- Didn’t exist in April 2014 for Tesla
- Active safety
- Automatic emergency braking, collision avoidance etc. These didn’t exist on the S in 2014.
- All-Wheel Drive
- Also didn’t exist in April 2014
- LTE network connectivity
- Also not available in 2014. Faster maps, faster streaming
- Available as a $500 upgrade for my Model S, but not worth the price
- Built-in front console
- I added an aftermarket EVannex CCI to make up for this
- Rear cup holders
- I added an aftermarket EVannex Rear console to make up for this too although it’s not nearly as convenient as the flip down cup holders in the Model 3
- Rear USB ports
- Coat hooks
- I added EVannex aftermarket coat hooks for my S
- Front door storage areas/pockets
- Rear set pockets
- Cargo cover
- In this case via a trunk, but in my Model S they didn’t provide the rear cargo cover and it was always too pricey after the fact
- The smaller size of the 3 can also be a benefit for those with smaller garages, and parking in the cities or in general. The Model S is a very long and wide car which can make it a real pain to park at times.
- While new Model S’s all outperform the Model 3, the 0-60 is 5.4s in my Model S85. The long range Model 3 does 0-60 in 5.1s and will probably be a bit better when configured with AWD. The Model 3 will be faster than my S.
- The long range Model 3 has a smaller battery than my Model S (80kWh vs 85kWh), yet is rated at 310 miles of range vs my 265 mile rating. That 310 will also likely be a shade longer with AWD configured.
- Premium audio
- I have standard Audio in my S and wouldn’t pay for premium as an extra but it seems it would come with the package in the 3.
- Fog lamps
- Smart phone docking in center console
- Model 3 climate control system with the fancy new air direction controls
- Adjustable height seat belts
- This is a big deal for my wife as she’s 5’0″ and the S ones are too high for her
- Lighted vanity mirrors
- My S has vanity mirrors, but no lighting.
- Power close charge port door
- This doesn’t exist on early Model S’s
There are also a few items that I suspect will be better in the 3 than my S:
- Tire Pressure Monitoring System
- This one I’m a bit unsure of. A TPMS exists in the 3, but can you see individual tire pressures as you can on the newer S’s? If so that is something I don’t have.
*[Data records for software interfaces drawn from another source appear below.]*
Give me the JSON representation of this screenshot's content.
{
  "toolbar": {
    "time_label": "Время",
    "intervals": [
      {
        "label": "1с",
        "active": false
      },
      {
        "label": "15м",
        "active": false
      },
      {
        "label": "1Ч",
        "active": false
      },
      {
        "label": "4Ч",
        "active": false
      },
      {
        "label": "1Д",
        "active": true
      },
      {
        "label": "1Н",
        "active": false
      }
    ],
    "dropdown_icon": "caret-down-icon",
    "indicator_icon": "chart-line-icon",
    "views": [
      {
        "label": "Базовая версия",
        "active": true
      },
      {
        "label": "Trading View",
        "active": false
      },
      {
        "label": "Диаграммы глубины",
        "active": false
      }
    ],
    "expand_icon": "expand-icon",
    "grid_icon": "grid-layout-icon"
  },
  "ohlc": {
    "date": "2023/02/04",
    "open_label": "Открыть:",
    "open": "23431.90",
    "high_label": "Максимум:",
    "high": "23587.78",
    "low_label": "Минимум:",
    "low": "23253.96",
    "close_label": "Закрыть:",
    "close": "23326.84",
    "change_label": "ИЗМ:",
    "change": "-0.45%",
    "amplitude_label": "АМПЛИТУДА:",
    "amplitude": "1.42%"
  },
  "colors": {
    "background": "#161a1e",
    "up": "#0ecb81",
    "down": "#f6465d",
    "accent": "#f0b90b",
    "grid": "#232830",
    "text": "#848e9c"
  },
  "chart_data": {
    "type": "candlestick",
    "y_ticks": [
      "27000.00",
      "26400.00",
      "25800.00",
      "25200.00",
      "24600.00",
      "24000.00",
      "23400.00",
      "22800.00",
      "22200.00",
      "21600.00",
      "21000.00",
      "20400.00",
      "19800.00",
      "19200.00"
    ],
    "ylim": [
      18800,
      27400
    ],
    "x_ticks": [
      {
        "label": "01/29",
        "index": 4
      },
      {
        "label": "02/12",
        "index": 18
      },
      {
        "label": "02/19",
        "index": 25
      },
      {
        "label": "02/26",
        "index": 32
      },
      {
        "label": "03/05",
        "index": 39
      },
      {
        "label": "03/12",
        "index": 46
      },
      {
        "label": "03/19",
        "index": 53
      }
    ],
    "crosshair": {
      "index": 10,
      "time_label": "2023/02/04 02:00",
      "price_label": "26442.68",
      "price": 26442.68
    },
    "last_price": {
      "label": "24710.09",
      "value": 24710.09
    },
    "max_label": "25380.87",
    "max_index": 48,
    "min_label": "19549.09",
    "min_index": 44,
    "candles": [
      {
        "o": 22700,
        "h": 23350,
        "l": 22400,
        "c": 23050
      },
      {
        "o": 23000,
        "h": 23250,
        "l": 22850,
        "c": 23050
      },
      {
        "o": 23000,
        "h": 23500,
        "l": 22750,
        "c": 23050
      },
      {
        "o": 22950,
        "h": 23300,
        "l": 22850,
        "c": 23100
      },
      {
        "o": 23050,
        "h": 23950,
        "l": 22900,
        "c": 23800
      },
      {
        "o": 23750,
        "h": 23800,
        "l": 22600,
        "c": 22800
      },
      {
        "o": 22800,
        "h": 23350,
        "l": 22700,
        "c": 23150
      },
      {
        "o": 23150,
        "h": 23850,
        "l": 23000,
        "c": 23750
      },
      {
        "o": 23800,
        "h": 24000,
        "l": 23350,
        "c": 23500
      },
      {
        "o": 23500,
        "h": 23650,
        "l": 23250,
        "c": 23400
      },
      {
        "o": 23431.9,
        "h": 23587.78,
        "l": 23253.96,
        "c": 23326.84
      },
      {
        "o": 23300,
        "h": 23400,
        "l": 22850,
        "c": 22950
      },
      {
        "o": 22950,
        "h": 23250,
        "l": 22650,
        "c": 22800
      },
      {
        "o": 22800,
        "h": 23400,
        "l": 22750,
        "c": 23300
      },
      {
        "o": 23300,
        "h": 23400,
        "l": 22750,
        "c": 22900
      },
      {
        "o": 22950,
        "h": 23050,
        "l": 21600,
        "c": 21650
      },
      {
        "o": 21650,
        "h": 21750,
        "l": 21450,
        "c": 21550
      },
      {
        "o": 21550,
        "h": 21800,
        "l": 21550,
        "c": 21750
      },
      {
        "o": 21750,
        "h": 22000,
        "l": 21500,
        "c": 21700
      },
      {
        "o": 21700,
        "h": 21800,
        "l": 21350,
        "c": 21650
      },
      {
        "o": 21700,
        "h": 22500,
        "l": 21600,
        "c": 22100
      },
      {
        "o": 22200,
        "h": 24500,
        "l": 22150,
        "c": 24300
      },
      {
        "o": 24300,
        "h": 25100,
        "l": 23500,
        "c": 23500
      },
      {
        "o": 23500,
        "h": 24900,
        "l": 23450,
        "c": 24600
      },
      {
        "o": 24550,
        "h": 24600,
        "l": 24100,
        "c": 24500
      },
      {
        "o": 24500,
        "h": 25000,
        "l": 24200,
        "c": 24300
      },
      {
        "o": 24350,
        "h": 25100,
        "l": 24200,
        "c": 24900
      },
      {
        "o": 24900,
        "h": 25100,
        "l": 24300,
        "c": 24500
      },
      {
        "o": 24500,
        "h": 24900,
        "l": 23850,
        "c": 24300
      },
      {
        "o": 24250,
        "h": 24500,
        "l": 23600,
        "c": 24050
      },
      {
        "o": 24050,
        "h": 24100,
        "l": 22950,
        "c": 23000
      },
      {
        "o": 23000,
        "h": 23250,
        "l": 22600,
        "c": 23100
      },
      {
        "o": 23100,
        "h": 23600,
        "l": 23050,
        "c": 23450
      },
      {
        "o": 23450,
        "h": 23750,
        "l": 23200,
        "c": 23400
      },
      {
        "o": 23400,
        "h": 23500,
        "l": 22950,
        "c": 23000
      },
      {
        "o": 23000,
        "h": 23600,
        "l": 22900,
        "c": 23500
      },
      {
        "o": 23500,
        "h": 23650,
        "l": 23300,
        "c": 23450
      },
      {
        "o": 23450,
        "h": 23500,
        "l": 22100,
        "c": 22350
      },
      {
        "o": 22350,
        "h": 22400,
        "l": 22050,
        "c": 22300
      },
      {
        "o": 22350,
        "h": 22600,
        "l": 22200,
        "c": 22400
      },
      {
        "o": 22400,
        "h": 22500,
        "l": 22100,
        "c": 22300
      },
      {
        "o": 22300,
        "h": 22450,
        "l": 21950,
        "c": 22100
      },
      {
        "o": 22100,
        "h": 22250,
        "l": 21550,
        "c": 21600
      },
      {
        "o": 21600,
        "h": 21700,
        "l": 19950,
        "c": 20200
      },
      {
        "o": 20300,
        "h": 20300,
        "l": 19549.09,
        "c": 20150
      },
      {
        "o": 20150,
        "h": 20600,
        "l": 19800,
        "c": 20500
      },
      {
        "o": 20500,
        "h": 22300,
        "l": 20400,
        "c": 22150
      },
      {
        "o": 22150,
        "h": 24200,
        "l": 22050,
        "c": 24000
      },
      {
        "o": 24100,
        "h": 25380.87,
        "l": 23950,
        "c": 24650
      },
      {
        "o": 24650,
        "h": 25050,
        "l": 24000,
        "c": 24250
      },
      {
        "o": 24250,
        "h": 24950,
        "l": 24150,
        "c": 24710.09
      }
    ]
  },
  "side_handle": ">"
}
Today, I can only tell if a tire is low and then I have to check all 4 to find out which one is low. It would be great to be able to see the actual pressures in each tire rather than checking them all by hand weekly.
- While I don’t have a problem with leather, supposedly the new material they’re using instead of leather is quite durable and comfortable.
- I have the first-generation Model S seats, they’re on the 3rd generation right now for the S. Those first generation seats are pretty uncomfortable on long drives.
- I expect the Model 3 seats to be better than the ones in my Model S.
- Heated steering wheel
- This doesn’t exist on my S even though I have the cold weather package as it was added into the package later. The newer Model S’s have this. I don’t know if it exists on the Model 3 or not. If it does it would be a welcome addition.
- Road noise
- The original Model S’s were poorly insulated from road noise. In newer cars, they tightened up the tolerances, added more sound deadening material and generally reduced the noise. I suspect the Model 3 will be quieter than my Model S.
I’ve been intentionally comparing the Model 3 to my own well-equipped Model S. The newer Model S’s have many (but not all) of the features listed above for the Model 3.
In the 3, I will definitely miss the extra cargo room and the hatch opening. I’ll also miss that wonderful dash display. And, while I’ll need to pay for Supercharging, I’ll at least I’ll still be able to use them on my road trips.
Is the Model 3 a better car than my Model S? Time will tell, but it sure has a LOT of things that I’d like to have that my Model S does not.
Also, I expect the Model 3 to cost about $60,000. My Model S was $100,000. This is amazing progress for Tesla in less than 4 years.